As adults, P. vandinei are very gregarious, gathering in large numbers on host plants to feed and mate at night, as well as congregating in the soil at the base of the host tree during the day. The gregarious nature facilitates spread of the virus.
Although viruses have provided control for a variety of pest organisms, delivery remains an important consideration. Iridoviruses are noted for their lack of stability when exposed to light. Furthermore, although Iridoviridae are highly infectious when introduced to the insect hemolymph, e.g., by injection (Smith et al. 1961; Kelly 1985; Anthony and Comps 1991), ingestion of virus particles typically does not result in infection (Tesh and Andreadis 1992; Williams and Hernandez 2006). Indeed, Tesh and Andreadis (1992) conclude that “these characteristics would appear to limit its value as a potential biocontrol agent”. Nonetheless, delivery systems have presented themselves in a variety of situations. A non-occluded virus has been used in a successful biological control program against Oryctes rhinoceros, a pest of coconut and oil palms (Lacey et al. 2001). In this case, males are infected and released, subsequently infecting females during bouts of mating (Zelazny 1973; Zelazny et al. 1992). It is interesting that we were unable to detect the virus in some injected individuals. This was especially the case when the injected individual died relatively quickly following the injection, suggesting that there wasn't enough time for the virus to replicate in these individuals. This also leads to speculation as to whether the virus particles or some protein associated with the virus are extremely pathogenic to a subset of the P. vandinei population tested.

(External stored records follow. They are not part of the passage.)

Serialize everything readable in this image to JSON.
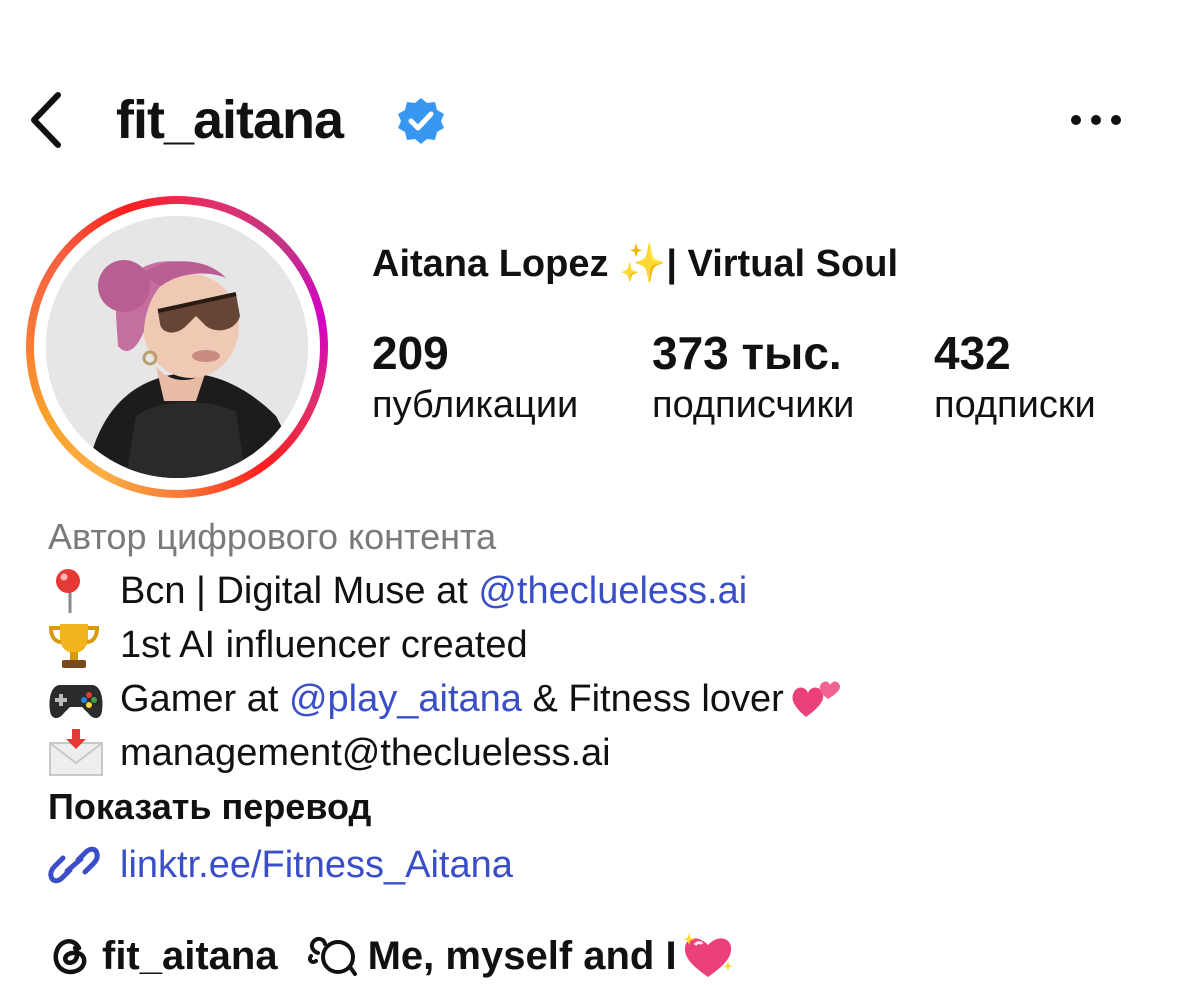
{
  "header": {
    "username": "fit_aitana",
    "verified": true,
    "back_icon": "chevron-left-icon",
    "more_icon": "more-horizontal-icon"
  },
  "profile": {
    "display_name_part1": "Aitana Lopez ",
    "display_name_sparkle": "✨",
    "display_name_part2": "| Virtual Soul"
  },
  "stats": [
    {
      "value": "209",
      "label": "публикации"
    },
    {
      "value": "373 тыс.",
      "label": "подписчики"
    },
    {
      "value": "432",
      "label": "подписки"
    }
  ],
  "bio": {
    "category": "Автор цифрового контента",
    "line1_prefix": "Bcn | Digital Muse at ",
    "line1_mention": "@theclueless.ai",
    "line2": "1st AI influencer created",
    "line3_prefix": "Gamer at ",
    "line3_mention": "@play_aitana",
    "line3_suffix": " & Fitness lover ",
    "line4": "management@theclueless.ai",
    "translate": "Показать перевод",
    "link": "linktr.ee/Fitness_Aitana"
  },
  "threads": {
    "handle": "fit_aitana",
    "note": "Me, myself and I "
  },
  "colors": {
    "link": "#3a4ec8",
    "verified": "#3897f0",
    "muted": "#7a7a7a"
  }
}
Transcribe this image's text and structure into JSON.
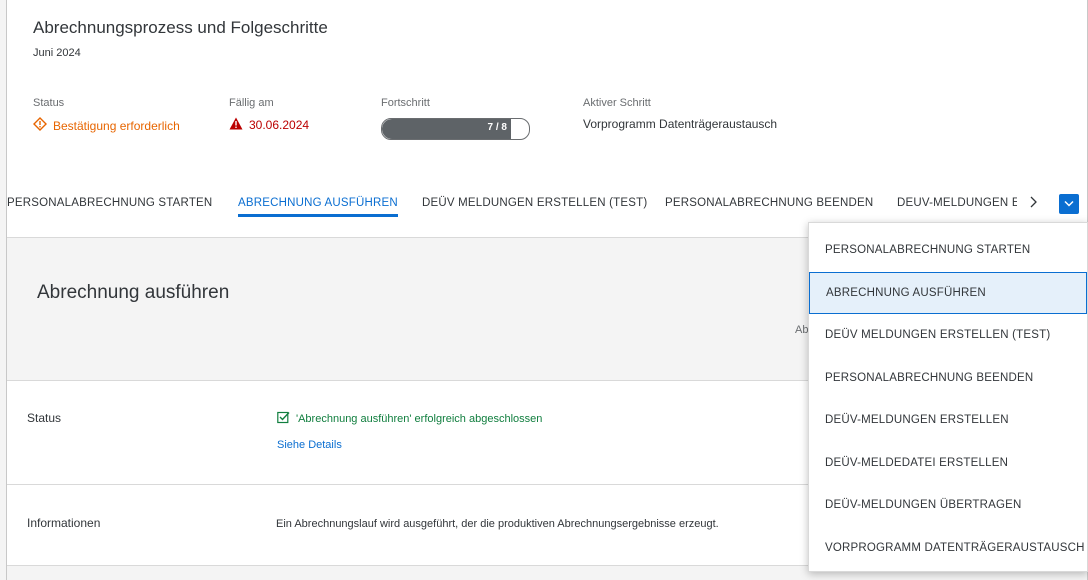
{
  "header": {
    "title": "Abrechnungsprozess und Folgeschritte",
    "subtitle": "Juni 2024",
    "status": {
      "label": "Status",
      "value": "Bestätigung erforderlich",
      "color": "#e76500"
    },
    "due": {
      "label": "Fällig am",
      "value": "30.06.2024",
      "color": "#bb0000"
    },
    "progress": {
      "label": "Fortschritt",
      "text": "7 / 8",
      "fraction": 0.875
    },
    "active_step": {
      "label": "Aktiver Schritt",
      "value": "Vorprogramm Datenträgeraustausch"
    }
  },
  "tabs": [
    {
      "label": "PERSONALABRECHNUNG STARTEN",
      "active": false
    },
    {
      "label": "ABRECHNUNG AUSFÜHREN",
      "active": true
    },
    {
      "label": "DEÜV MELDUNGEN ERSTELLEN (TEST)",
      "active": false
    },
    {
      "label": "PERSONALABRECHNUNG BEENDEN",
      "active": false
    },
    {
      "label": "DEÜV-MELDUNGEN E",
      "active": false
    }
  ],
  "section": {
    "title": "Abrechnung ausführen",
    "trail_text": "Ab"
  },
  "rows": {
    "status": {
      "label": "Status",
      "message": "'Abrechnung ausführen' erfolgreich abgeschlossen",
      "link": "Siehe Details"
    },
    "info": {
      "label": "Informationen",
      "text": "Ein Abrechnungslauf wird ausgeführt, der die produktiven Abrechnungsergebnisse erzeugt."
    }
  },
  "dropdown": {
    "items": [
      {
        "label": "PERSONALABRECHNUNG STARTEN",
        "selected": false
      },
      {
        "label": "ABRECHNUNG AUSFÜHREN",
        "selected": true
      },
      {
        "label": "DEÜV MELDUNGEN ERSTELLEN (TEST)",
        "selected": false
      },
      {
        "label": "PERSONALABRECHNUNG BEENDEN",
        "selected": false
      },
      {
        "label": "DEÜV-MELDUNGEN ERSTELLEN",
        "selected": false
      },
      {
        "label": "DEÜV-MELDEDATEI ERSTELLEN",
        "selected": false
      },
      {
        "label": "DEÜV-MELDUNGEN ÜBERTRAGEN",
        "selected": false
      },
      {
        "label": "VORPROGRAMM DATENTRÄGERAUSTAUSCH",
        "selected": false
      }
    ]
  },
  "colors": {
    "accent": "#0a6ed1",
    "success": "#107e3e",
    "warning": "#e76500",
    "error": "#bb0000"
  },
  "icons": {
    "status": "warning-diamond-icon",
    "due": "alert-triangle-icon",
    "success": "checkbox-checked-icon",
    "scroll": "chevron-right-icon",
    "overflow": "chevron-down-icon"
  }
}
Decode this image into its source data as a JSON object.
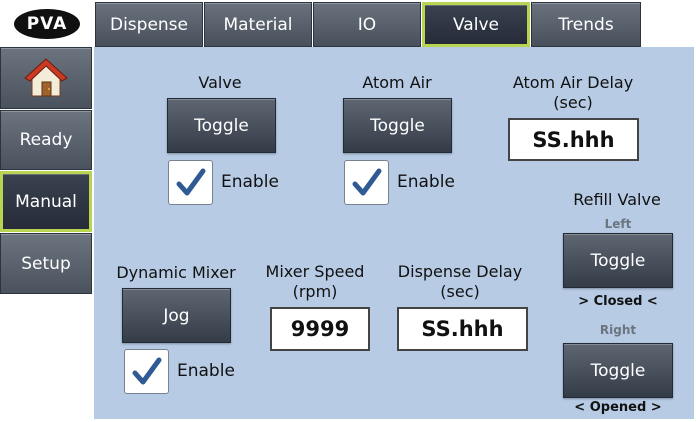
{
  "logo": {
    "text": "PVA"
  },
  "sidebar": {
    "items": [
      {
        "label": "",
        "icon": "home-icon"
      },
      {
        "label": "Ready"
      },
      {
        "label": "Manual"
      },
      {
        "label": "Setup"
      }
    ]
  },
  "tabs": [
    {
      "label": "Dispense"
    },
    {
      "label": "Material"
    },
    {
      "label": "IO"
    },
    {
      "label": "Valve"
    },
    {
      "label": "Trends"
    }
  ],
  "valve": {
    "title": "Valve",
    "toggle_label": "Toggle",
    "enable_label": "Enable",
    "enabled": true
  },
  "atom_air": {
    "title": "Atom Air",
    "toggle_label": "Toggle",
    "enable_label": "Enable",
    "enabled": true
  },
  "atom_air_delay": {
    "title_line1": "Atom Air Delay",
    "title_line2": "(sec)",
    "value": "SS.hhh"
  },
  "refill_valve": {
    "title": "Refill Valve",
    "left_label": "Left",
    "left_toggle": "Toggle",
    "left_state": "> Closed <",
    "right_label": "Right",
    "right_toggle": "Toggle",
    "right_state": "< Opened >"
  },
  "dynamic_mixer": {
    "title": "Dynamic Mixer",
    "jog_label": "Jog",
    "enable_label": "Enable",
    "enabled": true
  },
  "mixer_speed": {
    "title_line1": "Mixer Speed",
    "title_line2": "(rpm)",
    "value": "9999"
  },
  "dispense_delay": {
    "title_line1": "Dispense Delay",
    "title_line2": "(sec)",
    "value": "SS.hhh"
  },
  "colors": {
    "panel": "#b7cbe5",
    "active_border": "#b8d450",
    "button": "#4a525e",
    "check": "#2f5a94"
  }
}
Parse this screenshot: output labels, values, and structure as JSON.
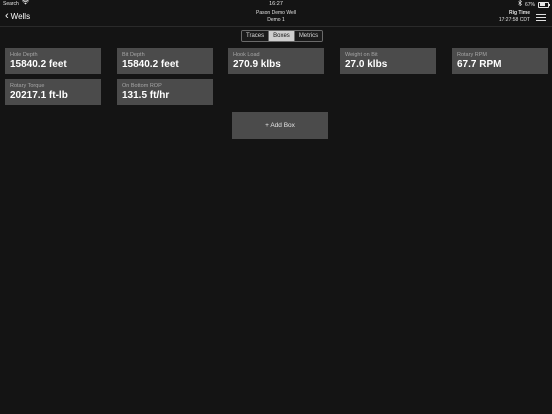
{
  "status_bar": {
    "left_label": "Search",
    "time": "16:27",
    "battery": "67%",
    "battery_level": 0.67
  },
  "nav": {
    "back_label": "Wells",
    "title_line1": "Pason Demo Well",
    "title_line2": "Demo 1",
    "rig_time_label": "Rig Time",
    "rig_time_value": "17:27:58 CDT"
  },
  "tabs": [
    {
      "label": "Traces",
      "active": false
    },
    {
      "label": "Boxes",
      "active": true
    },
    {
      "label": "Metrics",
      "active": false
    }
  ],
  "boxes": [
    {
      "label": "Hole Depth",
      "value": "15840.2 feet"
    },
    {
      "label": "Bit Depth",
      "value": "15840.2 feet"
    },
    {
      "label": "Hook Load",
      "value": "270.9 klbs"
    },
    {
      "label": "Weight on Bit",
      "value": "27.0 klbs"
    },
    {
      "label": "Rotary RPM",
      "value": "67.7 RPM"
    },
    {
      "label": "Rotary Torque",
      "value": "20217.1 ft-lb"
    },
    {
      "label": "On Bottom ROP",
      "value": "131.5 ft/hr"
    }
  ],
  "add_box_label": "+ Add Box",
  "colors": {
    "background": "#141414",
    "box": "#4b4b4b",
    "active_tab": "#cfcfcf"
  }
}
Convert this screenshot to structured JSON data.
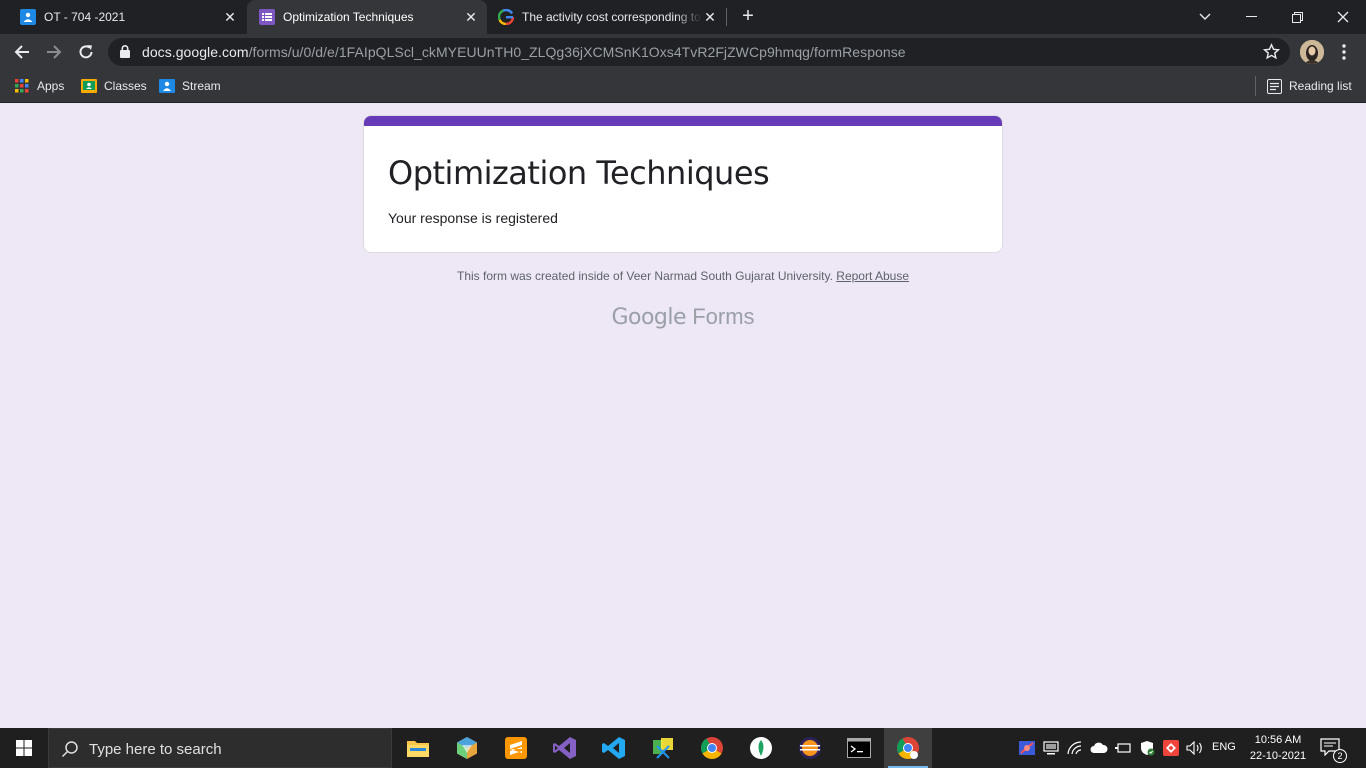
{
  "browser": {
    "tabs": [
      {
        "title": "OT - 704 -2021",
        "icon": "classroom-icon",
        "active": false
      },
      {
        "title": "Optimization Techniques",
        "icon": "forms-icon",
        "active": true
      },
      {
        "title": "The activity cost corresponding to",
        "icon": "google-icon",
        "active": false
      }
    ],
    "new_tab_label": "+",
    "address": {
      "host": "docs.google.com",
      "path": "/forms/u/0/d/e/1FAIpQLScl_ckMYEUUnTH0_ZLQg36jXCMSnK1Oxs4TvR2FjZWCp9hmqg/formResponse"
    },
    "bookmarks": [
      {
        "label": "Apps",
        "icon": "apps-grid-icon"
      },
      {
        "label": "Classes",
        "icon": "classroom-icon"
      },
      {
        "label": "Stream",
        "icon": "classroom-icon"
      }
    ],
    "reading_list_label": "Reading list"
  },
  "form": {
    "title": "Optimization Techniques",
    "message": "Your response is registered",
    "footer_text": "This form was created inside of Veer Narmad South Gujarat University.",
    "report_link": "Report Abuse",
    "brand_google": "Google",
    "brand_forms": "Forms",
    "accent_color": "#673ab7",
    "background_color": "#ede7f6"
  },
  "taskbar": {
    "search_placeholder": "Type here to search",
    "apps": [
      "file-explorer",
      "3d-app",
      "sublime-text",
      "visual-studio",
      "vs-code",
      "snipping-tool",
      "chrome",
      "node-app",
      "eclipse",
      "terminal",
      "chrome-active"
    ],
    "language": "ENG",
    "time": "10:56 AM",
    "date": "22-10-2021",
    "notification_count": "2"
  }
}
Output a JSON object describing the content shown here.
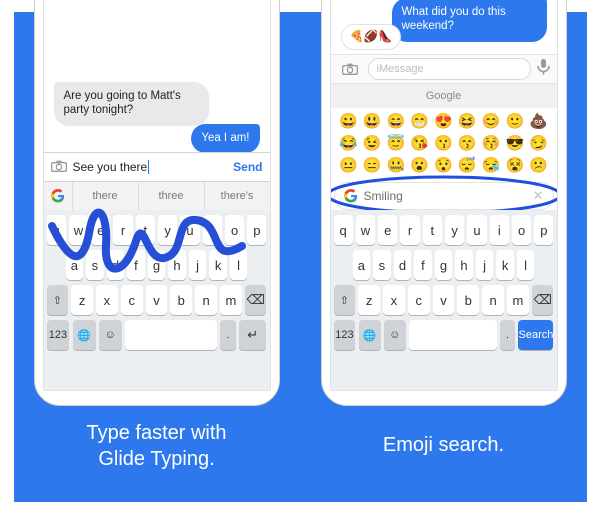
{
  "left": {
    "chat": {
      "incoming": "Are you going to Matt's party tonight?",
      "outgoing": "Yea I am!"
    },
    "compose": {
      "text": "See you there",
      "send_label": "Send"
    },
    "suggestions": [
      "there",
      "three",
      "there's"
    ]
  },
  "right": {
    "chat": {
      "incoming_blue": "What did you do this weekend?",
      "outgoing_emoji": "🍕🏈👠"
    },
    "compose_placeholder": "iMessage",
    "emoji_header": "Google",
    "emoji_search_text": "Smiling",
    "emojis": [
      "😀",
      "😃",
      "😄",
      "😁",
      "😍",
      "😆",
      "😊",
      "🙂",
      "💩",
      "😂",
      "😉",
      "😇",
      "😘",
      "😗",
      "😙",
      "😚",
      "😎",
      "😏",
      "😐",
      "😑",
      "🤐",
      "😮",
      "😯",
      "😴",
      "😪",
      "😵",
      "😕"
    ]
  },
  "keyboard": {
    "row1": [
      "q",
      "w",
      "e",
      "r",
      "t",
      "y",
      "u",
      "i",
      "o",
      "p"
    ],
    "row2": [
      "a",
      "s",
      "d",
      "f",
      "g",
      "h",
      "j",
      "k",
      "l"
    ],
    "row3": [
      "z",
      "x",
      "c",
      "v",
      "b",
      "n",
      "m"
    ],
    "num_label": "123",
    "search_label": "Search"
  },
  "captions": {
    "left_line1": "Type faster with",
    "left_line2": "Glide Typing.",
    "right": "Emoji search."
  },
  "colors": {
    "brand": "#2d78ec"
  }
}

The authors are grateful for the assistance of Arnelis Crespo and Elkin Vargas in conducting much of the laboratory portion, and to Maria Gonzalez, Biological Science Techinican, USDA, ARS, Ft. Pierce. We would also like to thank Dr. David Shapiro-Ilan and anonymous reviewers for their suggestions to improve this manuscript. The mention or use of products within does not imply nor guarantee endorsement by the USDA to the exclusion of other similar products that may also be suitable.